* Records provided
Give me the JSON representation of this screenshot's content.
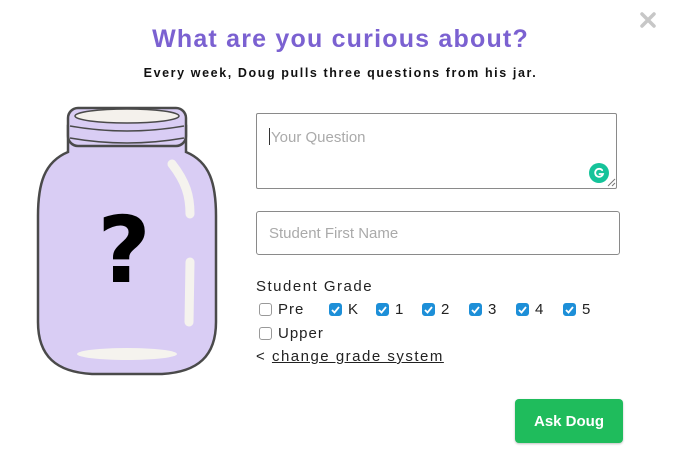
{
  "modal": {
    "title": "What are you curious about?",
    "subtitle": "Every week, Doug pulls three questions from his jar."
  },
  "jar": {
    "symbol": "?"
  },
  "form": {
    "question_placeholder": "Your Question",
    "name_placeholder": "Student First Name",
    "grade_label": "Student Grade",
    "grades": [
      {
        "label": "Pre",
        "checked": false
      },
      {
        "label": "K",
        "checked": true
      },
      {
        "label": "1",
        "checked": true
      },
      {
        "label": "2",
        "checked": true
      },
      {
        "label": "3",
        "checked": true
      },
      {
        "label": "4",
        "checked": true
      },
      {
        "label": "5",
        "checked": true
      },
      {
        "label": "Upper",
        "checked": false
      }
    ],
    "change_prefix": "<",
    "change_link": "change grade system",
    "submit_label": "Ask Doug"
  },
  "colors": {
    "title": "#7b61d1",
    "jar_fill": "#d9cdf4",
    "checkbox": "#1d8fd8",
    "button": "#1fbc5c",
    "grammarly": "#15c39a"
  }
}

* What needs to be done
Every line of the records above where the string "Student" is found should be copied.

* Result of the exercise
    "name_placeholder": "Student First Name",
    "grade_label": "Student Grade",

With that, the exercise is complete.